The European Union (EU) has called on the government of Bangladesh to foster an enabling environment for civil society to carry out their "work without fear of reprisals".
"Freedom of expression, freedom of association and a vibrant civil society are essential in a democratic society," said EU Spokesperson for Foreign Affairs and Security Policy Nabila Massrali in a statement on Friday (15 September).
The Cyber Tribunal sentenced Adilur Rahman Khan, secretary of NGO Odhikar, and ASM Nasiruddin, director of the organisation, to two years of imprisonment on charges under the Information and Communication Technology Act 2006.
They were subsequently detained in custody, said the spokesperson.
The EU has followed the Odhikar case closely and has repeatedly raised with the Bangladeshi authorities the need for due process for Odhikar's leadership, according to the EU statement.
The EU has also expressed its concern about the deregistration of Odhikar, which has made it excessively difficult for the organisation to function.
Earlier, on Thursday, the government of Bangladesh said it is appalled by what it called the favouritism, reflected in the European Parliament's resolution, to Odhikar, which in turn it called "a non-compliant and politically biased entity with proven record of circulating misinformation", and an accomplice of vested quarters that promote terrorism and violent extremism.
It is a fact known to all that Adilur Rahman Khan was appointed deputy attorney general by BNP-Jamaat government and worked in that capacity for five years from 2001 to 2006, the foreign ministry of Bangladesh said in a statement.
Therefore, 'Odhikar' is not at all a neutral or independent organisation that it tries to claim and is unfortunately believed by some in the international community, it said.
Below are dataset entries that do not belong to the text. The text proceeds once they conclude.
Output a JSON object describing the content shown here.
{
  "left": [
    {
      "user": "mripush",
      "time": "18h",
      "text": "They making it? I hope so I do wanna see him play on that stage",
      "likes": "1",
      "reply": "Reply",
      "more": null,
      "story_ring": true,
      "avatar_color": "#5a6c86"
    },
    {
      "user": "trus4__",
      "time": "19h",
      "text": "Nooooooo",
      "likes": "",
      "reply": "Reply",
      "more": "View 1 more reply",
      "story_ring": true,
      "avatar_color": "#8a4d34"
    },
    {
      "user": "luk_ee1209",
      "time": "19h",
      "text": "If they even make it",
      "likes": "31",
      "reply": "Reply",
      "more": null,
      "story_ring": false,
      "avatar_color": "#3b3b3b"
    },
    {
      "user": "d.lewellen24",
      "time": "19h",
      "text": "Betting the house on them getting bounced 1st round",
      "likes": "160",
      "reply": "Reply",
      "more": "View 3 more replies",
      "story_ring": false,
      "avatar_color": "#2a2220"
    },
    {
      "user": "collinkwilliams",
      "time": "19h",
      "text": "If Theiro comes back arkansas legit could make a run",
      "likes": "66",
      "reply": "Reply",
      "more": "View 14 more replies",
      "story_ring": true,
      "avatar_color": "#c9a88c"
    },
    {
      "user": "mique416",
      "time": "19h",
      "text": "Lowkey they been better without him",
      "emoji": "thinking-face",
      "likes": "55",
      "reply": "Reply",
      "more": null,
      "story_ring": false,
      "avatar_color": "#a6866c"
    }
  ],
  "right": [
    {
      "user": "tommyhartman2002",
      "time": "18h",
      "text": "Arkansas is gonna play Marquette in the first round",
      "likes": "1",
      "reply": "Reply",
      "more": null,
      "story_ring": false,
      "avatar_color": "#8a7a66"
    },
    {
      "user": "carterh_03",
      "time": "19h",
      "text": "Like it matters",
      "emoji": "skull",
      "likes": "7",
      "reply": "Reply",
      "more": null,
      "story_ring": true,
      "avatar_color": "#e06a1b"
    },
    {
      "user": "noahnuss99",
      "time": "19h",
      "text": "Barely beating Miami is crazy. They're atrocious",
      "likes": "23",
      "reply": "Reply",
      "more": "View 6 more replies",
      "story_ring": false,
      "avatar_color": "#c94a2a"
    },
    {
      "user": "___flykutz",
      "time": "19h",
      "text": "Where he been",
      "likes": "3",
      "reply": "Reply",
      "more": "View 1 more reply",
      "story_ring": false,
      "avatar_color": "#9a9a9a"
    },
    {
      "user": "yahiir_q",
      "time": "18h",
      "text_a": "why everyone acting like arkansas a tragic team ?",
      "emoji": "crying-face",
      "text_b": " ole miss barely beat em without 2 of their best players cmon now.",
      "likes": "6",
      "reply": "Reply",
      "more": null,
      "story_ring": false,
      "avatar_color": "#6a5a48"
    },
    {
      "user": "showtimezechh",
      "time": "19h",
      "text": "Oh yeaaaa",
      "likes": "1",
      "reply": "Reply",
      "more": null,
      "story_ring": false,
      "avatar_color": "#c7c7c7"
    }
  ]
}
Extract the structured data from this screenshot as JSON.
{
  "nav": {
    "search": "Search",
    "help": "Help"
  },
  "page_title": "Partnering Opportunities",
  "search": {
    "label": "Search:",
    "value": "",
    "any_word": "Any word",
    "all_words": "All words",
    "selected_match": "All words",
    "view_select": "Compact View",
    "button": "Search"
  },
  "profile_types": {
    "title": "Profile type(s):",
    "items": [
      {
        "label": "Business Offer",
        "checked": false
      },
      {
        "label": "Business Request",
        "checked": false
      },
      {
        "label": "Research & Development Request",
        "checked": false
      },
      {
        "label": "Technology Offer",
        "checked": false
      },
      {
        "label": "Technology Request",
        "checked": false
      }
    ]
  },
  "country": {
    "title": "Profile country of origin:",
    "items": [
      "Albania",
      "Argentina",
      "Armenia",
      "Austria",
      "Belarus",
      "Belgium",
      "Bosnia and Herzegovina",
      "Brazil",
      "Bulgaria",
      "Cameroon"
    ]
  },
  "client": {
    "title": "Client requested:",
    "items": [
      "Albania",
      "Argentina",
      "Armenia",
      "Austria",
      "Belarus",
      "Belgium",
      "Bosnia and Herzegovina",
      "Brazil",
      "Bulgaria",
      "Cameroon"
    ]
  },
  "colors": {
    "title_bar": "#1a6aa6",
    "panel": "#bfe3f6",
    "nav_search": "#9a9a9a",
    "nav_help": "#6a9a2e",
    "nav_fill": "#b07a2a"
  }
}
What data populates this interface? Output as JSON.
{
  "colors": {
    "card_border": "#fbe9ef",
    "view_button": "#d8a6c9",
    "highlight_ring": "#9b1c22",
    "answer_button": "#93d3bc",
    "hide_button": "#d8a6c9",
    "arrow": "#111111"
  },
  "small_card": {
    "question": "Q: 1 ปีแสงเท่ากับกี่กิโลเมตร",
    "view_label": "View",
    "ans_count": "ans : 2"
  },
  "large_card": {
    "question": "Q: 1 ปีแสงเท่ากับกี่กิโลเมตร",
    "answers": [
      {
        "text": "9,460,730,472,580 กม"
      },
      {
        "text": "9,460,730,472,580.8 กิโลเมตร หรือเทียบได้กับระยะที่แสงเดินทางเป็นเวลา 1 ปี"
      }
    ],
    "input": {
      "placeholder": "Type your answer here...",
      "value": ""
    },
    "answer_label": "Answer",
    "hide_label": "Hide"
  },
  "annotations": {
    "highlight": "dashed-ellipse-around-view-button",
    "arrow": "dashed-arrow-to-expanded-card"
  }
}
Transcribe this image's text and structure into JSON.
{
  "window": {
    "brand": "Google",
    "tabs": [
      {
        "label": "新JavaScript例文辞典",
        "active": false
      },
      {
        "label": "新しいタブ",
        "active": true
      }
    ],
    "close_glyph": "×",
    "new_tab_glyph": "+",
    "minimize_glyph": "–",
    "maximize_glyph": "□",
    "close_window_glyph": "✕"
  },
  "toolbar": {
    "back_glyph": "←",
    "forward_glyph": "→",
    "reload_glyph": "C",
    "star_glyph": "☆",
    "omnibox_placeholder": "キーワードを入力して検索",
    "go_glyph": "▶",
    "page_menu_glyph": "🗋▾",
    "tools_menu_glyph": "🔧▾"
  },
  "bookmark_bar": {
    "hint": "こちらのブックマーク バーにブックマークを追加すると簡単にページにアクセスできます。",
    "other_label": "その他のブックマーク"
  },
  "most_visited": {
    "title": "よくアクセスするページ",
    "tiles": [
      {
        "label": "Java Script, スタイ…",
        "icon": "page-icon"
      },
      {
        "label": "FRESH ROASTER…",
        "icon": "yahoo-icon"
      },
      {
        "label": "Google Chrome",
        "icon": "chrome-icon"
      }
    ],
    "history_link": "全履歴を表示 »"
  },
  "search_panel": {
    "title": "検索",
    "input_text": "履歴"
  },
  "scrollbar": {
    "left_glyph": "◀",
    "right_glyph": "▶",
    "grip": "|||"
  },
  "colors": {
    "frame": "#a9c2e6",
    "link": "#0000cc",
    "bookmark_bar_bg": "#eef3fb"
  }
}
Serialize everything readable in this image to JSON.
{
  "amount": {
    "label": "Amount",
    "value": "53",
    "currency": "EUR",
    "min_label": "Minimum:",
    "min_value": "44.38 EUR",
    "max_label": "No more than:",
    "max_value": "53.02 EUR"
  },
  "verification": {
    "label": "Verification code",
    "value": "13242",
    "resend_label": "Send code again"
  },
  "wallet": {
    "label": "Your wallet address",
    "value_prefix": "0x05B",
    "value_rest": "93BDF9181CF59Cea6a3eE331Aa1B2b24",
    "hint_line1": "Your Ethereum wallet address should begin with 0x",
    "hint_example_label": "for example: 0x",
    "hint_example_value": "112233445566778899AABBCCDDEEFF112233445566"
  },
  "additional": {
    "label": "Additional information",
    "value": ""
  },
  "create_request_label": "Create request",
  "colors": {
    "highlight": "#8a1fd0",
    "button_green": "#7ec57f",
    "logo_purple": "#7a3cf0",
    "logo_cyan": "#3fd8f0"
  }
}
The timing and language of the joint motion, tabled by some political groups in the European Parliament, for making judgemental comments over sub-judice matters and a court verdict on two 'Odhikar' officials delivered on Thursday in Dhaka is reflective of their intention of interfering into the independent judiciary of a sovereign state, it added.